Addressing the "International Inter-ministerial Conference on South-South Cooperation in the Post-ICPD and MDGs" here, Health Minister Ghulam Nabi Azad lamented that universal access to sexual and reproductive health services and care has not been ensured even after 20 years of the International Conference on Population and Development (ICPD).
"It is time we acknowledge that we need to make massive and strategic investments for universal access to affordable and appropriate sexual and reproductive health services," he said.
Azad said child marriages, teenage pregnancies, neglected youth and adolescent populations, high levels of malnutrition including anaemia, and violence against women are several other issues which are critical to accelerating progress on the Millennium Development Goals but have not received due attention so far.

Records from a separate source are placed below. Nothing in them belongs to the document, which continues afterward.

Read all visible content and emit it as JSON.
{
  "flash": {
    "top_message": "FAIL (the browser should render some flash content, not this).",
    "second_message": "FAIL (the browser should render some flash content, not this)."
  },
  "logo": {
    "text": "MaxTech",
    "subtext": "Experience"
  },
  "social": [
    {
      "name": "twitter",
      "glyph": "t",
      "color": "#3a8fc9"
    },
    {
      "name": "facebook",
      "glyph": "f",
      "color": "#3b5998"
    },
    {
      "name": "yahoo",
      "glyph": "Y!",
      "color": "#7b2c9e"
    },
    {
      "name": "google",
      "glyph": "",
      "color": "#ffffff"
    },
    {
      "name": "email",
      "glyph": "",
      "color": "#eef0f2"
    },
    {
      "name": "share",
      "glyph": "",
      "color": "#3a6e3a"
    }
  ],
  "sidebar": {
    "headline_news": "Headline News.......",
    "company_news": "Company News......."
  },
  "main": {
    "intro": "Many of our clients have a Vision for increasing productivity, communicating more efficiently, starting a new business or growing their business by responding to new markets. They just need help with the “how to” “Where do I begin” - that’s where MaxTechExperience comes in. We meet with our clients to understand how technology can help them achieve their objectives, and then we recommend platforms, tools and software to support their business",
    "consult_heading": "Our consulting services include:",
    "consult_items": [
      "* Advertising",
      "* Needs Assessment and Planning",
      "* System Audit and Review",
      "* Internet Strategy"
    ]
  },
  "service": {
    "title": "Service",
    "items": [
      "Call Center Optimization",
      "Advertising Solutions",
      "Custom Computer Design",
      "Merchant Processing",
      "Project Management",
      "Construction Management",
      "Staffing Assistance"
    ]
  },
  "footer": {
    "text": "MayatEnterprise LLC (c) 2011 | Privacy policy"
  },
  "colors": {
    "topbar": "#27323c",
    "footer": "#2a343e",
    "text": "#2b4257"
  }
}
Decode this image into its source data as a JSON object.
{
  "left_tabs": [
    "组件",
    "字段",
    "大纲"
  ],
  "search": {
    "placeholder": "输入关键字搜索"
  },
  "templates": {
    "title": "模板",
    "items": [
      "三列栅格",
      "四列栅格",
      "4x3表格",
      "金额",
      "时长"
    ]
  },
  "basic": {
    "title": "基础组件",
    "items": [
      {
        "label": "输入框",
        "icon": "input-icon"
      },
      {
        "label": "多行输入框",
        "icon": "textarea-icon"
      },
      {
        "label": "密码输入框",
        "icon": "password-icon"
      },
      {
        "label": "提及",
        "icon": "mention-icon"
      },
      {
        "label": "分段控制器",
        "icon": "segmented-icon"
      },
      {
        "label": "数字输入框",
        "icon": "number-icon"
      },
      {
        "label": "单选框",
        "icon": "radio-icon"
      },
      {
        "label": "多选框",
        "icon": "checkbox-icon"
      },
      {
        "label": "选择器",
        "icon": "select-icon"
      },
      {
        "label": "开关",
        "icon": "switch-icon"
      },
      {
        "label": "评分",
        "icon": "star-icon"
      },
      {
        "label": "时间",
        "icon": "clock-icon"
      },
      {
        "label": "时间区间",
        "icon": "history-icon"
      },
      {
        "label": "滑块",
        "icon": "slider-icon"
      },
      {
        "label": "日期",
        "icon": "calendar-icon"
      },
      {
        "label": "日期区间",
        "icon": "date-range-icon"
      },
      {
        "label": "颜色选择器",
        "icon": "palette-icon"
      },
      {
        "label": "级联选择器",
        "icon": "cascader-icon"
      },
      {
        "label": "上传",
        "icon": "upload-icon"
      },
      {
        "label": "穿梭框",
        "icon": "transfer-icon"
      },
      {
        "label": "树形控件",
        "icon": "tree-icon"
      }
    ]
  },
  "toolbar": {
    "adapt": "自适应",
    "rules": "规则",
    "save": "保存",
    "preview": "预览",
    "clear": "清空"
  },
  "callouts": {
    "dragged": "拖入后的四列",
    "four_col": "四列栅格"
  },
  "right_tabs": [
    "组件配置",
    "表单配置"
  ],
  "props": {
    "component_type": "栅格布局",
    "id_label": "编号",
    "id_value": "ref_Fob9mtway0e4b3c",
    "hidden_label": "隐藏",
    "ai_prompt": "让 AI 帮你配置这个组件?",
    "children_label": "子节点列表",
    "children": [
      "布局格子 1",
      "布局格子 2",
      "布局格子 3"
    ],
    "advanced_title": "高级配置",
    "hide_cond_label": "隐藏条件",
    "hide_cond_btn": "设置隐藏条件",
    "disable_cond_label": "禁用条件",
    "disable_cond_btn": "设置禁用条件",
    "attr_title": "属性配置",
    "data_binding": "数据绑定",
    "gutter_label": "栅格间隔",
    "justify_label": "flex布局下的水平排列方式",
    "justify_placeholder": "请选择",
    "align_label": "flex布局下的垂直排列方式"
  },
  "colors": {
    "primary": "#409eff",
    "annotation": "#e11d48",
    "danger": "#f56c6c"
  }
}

He said nations must agree on a new set of goals and it would be a mistake not to build on the success achieved so far.
"Let us not undermine the work we have collectively done, in fact we have much to be proud of - momentum for gender equality and human rights has never been stronger...We must arrive at an informed agenda for post-2015," he noted.
He said preliminary findings show that between 1994 and 2012, fertility fell by 29 per cent, contraceptive prevalence for women aged 15 to 49 rose from 58.4 per cent to 63.6 per cent, while unmet need for modern methods declined from 20.7 per cent to 18.5 per cent.
Azad said maternal mortality rates have fallen by 47 per cent since the first ICPD - but that is far short of MDG goal of 75 per cent reduction. Similarly, child mortality has declined by 41 per cent globally, but falls short of the goalpost of 66 per cent reduction.
The minister said studies show that meeting the unmet needs in South, Central and South-East Asia alone would reduce maternal deaths by 75 per cent, newborn deaths by 52 per cent and unintended pregnancies by 74 per cent.